START SOURCE MATERIAL
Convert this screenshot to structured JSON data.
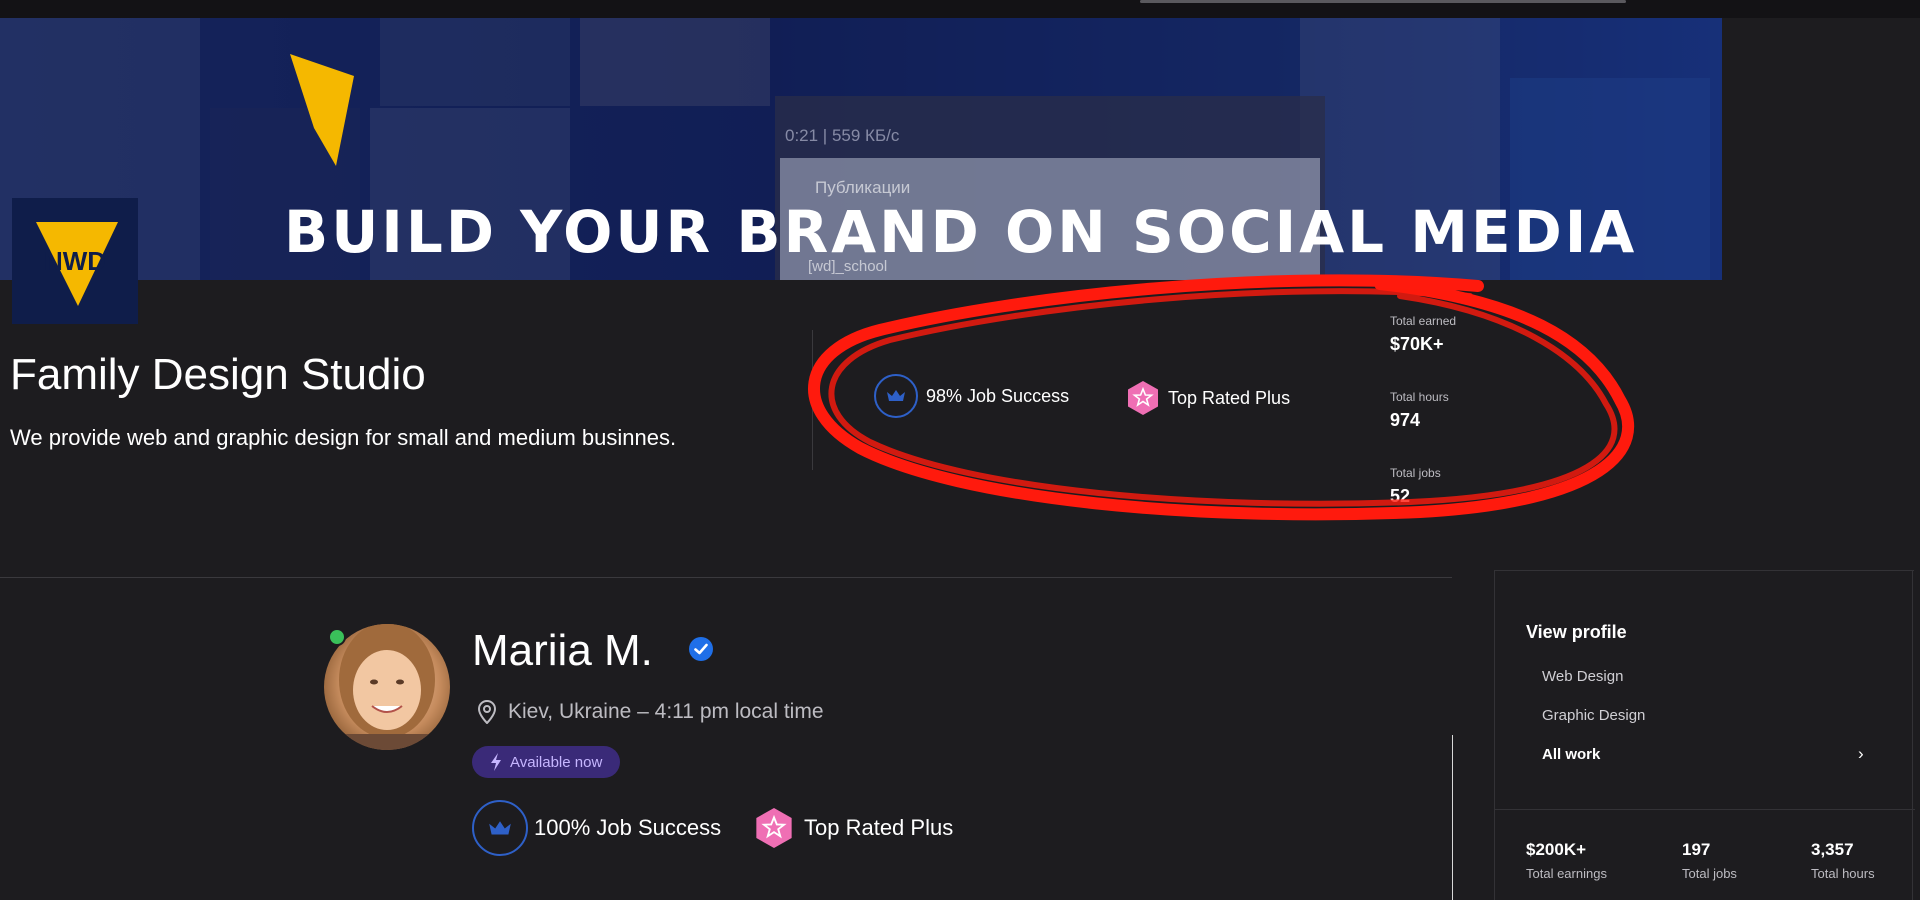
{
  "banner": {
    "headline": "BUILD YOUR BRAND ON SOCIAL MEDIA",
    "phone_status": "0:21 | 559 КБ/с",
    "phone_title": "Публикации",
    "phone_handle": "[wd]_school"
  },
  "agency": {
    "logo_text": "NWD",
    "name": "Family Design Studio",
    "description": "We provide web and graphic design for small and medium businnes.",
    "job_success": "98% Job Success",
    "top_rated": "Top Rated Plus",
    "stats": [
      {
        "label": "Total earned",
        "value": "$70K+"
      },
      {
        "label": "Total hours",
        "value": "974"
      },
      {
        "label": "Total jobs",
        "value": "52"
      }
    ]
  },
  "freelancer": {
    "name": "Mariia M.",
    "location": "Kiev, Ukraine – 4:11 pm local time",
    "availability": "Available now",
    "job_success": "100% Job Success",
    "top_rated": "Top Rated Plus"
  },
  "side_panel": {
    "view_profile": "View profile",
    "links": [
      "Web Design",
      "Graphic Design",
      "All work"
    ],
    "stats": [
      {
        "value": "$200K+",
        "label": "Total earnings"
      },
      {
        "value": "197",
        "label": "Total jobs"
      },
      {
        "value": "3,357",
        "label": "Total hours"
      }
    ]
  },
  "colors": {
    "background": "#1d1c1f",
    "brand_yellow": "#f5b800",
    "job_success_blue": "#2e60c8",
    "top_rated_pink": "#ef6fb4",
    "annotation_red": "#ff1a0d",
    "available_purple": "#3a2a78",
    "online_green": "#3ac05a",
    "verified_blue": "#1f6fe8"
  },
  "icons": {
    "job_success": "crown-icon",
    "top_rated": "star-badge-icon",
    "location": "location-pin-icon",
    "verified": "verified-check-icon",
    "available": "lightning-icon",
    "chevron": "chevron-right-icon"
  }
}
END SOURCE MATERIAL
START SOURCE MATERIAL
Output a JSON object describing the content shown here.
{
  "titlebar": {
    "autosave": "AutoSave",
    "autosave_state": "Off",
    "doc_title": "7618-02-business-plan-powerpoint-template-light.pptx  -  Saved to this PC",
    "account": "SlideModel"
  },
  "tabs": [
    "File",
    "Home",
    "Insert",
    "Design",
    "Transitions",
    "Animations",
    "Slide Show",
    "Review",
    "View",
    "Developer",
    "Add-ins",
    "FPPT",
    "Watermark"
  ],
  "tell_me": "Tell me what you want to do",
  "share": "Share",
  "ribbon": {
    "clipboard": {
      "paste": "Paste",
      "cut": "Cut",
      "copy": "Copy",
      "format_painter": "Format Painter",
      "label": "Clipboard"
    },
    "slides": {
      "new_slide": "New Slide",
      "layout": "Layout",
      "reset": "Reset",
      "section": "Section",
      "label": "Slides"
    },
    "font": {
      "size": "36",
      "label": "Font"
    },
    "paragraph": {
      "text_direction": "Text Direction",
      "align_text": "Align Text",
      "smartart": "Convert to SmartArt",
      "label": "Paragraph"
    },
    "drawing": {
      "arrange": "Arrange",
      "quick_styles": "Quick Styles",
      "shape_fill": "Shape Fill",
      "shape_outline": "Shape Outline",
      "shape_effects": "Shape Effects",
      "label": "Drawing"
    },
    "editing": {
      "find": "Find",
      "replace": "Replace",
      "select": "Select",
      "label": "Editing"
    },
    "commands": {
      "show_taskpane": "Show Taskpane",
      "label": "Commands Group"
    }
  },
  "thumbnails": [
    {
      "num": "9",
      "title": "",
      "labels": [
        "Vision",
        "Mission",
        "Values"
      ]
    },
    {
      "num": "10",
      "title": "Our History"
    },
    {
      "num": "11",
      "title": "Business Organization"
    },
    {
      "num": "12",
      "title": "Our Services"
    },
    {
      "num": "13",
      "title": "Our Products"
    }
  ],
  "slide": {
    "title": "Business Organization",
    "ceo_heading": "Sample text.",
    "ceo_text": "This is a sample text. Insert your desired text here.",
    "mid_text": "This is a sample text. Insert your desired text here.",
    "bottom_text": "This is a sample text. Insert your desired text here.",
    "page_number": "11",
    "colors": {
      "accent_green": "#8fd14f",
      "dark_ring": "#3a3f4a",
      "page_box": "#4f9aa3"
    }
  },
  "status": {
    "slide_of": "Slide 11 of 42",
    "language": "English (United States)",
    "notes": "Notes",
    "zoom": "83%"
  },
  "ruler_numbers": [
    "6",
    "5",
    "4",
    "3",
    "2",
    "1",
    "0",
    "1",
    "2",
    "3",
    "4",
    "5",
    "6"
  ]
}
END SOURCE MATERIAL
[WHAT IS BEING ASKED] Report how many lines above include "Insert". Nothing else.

[EXERCISE RESULT] 4